Web page and app entries:
....

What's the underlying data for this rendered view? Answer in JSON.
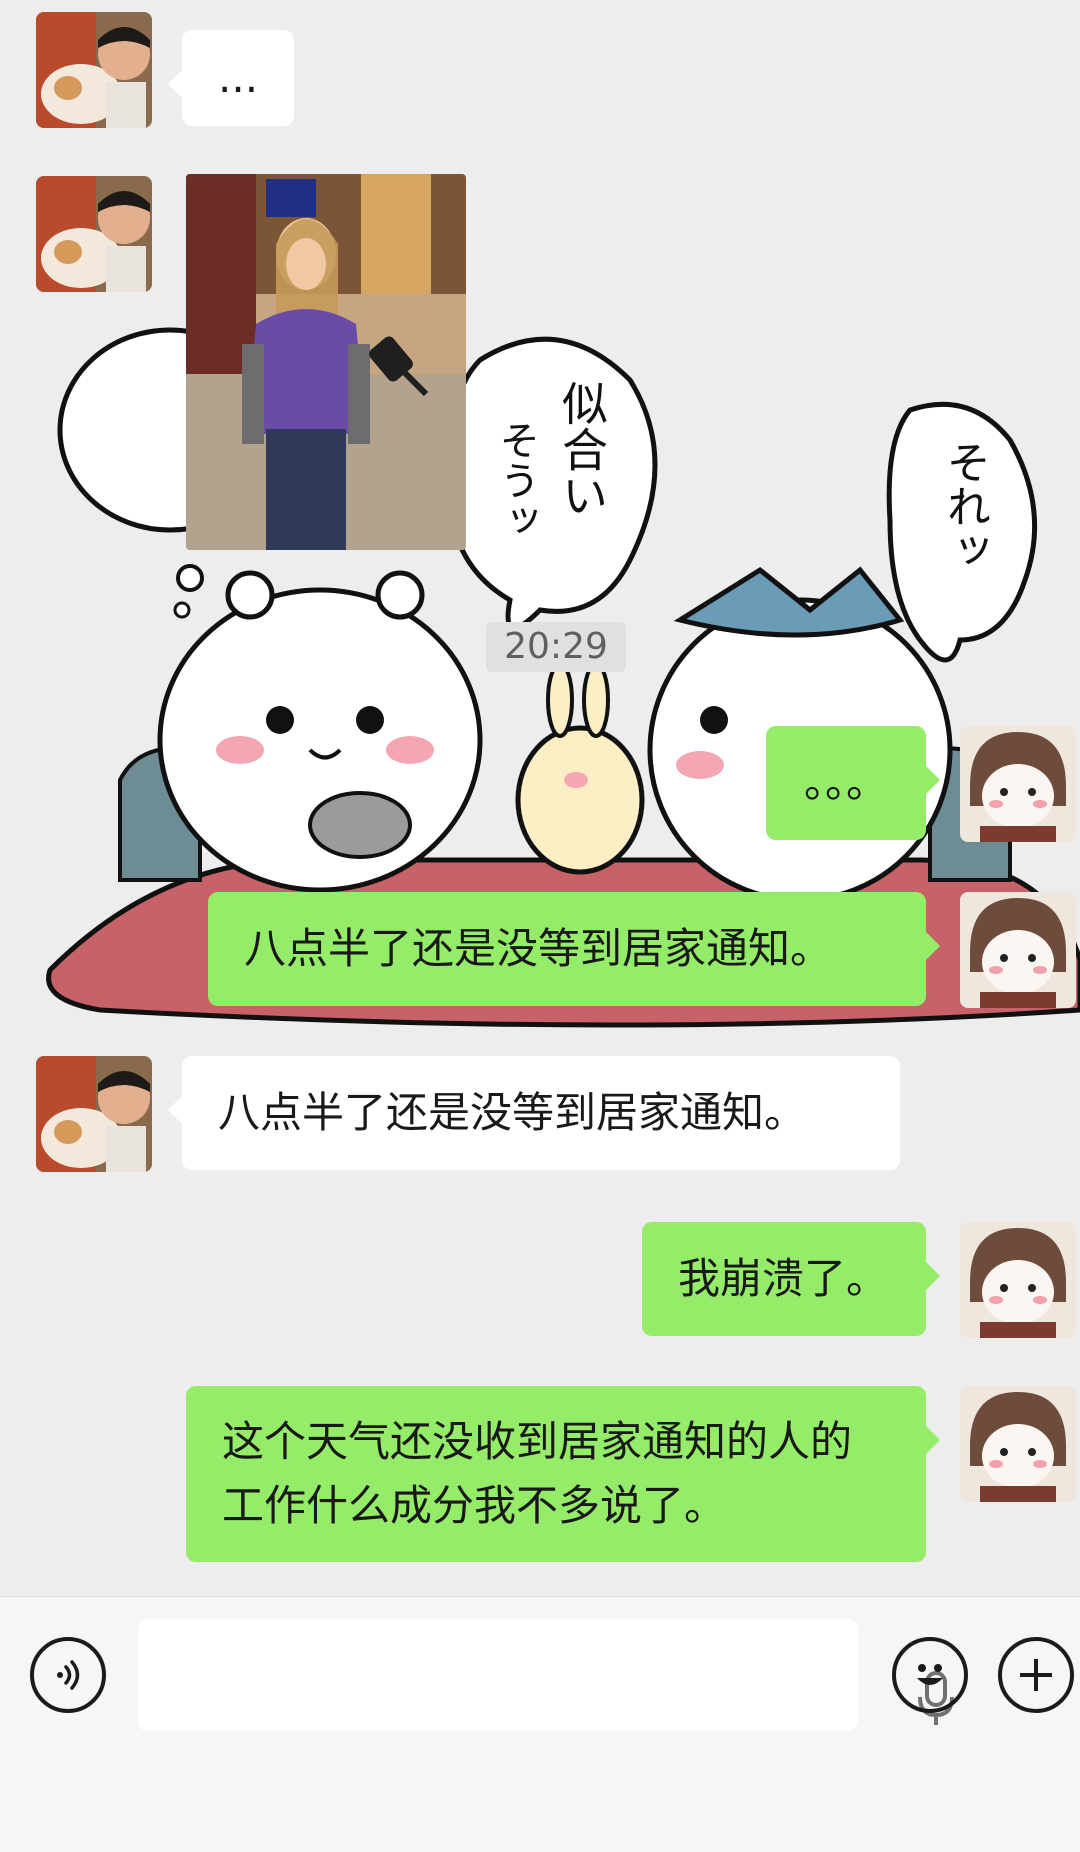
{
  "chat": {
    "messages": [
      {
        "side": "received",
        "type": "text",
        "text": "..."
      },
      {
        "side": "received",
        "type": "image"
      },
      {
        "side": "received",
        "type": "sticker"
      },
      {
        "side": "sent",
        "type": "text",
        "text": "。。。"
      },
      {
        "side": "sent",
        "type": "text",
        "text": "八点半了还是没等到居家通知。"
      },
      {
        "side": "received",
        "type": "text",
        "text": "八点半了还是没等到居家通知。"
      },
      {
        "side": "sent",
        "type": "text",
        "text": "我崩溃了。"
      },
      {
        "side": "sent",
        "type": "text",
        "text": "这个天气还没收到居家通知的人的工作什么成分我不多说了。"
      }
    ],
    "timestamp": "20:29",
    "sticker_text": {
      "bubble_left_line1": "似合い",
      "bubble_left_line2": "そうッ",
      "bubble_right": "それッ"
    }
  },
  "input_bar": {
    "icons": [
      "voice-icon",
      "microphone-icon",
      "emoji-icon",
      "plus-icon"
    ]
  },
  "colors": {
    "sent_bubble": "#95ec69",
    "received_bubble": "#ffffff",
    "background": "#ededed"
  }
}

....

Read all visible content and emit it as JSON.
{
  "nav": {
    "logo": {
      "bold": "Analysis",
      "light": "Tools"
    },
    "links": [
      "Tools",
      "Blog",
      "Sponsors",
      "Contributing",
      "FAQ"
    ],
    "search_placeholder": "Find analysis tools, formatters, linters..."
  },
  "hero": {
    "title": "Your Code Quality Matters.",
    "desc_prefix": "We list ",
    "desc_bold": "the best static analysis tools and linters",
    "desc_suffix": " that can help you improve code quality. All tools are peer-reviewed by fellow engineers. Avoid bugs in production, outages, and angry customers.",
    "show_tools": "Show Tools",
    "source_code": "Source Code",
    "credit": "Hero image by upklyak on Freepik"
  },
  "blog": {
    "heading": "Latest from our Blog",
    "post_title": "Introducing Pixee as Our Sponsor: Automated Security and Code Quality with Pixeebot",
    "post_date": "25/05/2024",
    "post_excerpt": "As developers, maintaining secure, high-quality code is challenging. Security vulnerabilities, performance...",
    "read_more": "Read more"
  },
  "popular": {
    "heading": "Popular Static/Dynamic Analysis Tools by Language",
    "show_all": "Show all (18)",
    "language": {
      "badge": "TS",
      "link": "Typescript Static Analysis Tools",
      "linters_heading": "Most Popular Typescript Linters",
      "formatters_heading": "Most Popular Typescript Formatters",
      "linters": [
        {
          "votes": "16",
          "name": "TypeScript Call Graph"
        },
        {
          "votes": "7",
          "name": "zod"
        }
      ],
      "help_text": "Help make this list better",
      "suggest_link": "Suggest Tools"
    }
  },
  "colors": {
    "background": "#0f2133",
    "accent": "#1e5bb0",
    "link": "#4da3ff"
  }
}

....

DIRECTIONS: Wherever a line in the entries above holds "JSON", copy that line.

WRITTEN ANSWER:
What's the underlying data for this rendered view? Answer in JSON.
Read all visible content and emit it as JSON.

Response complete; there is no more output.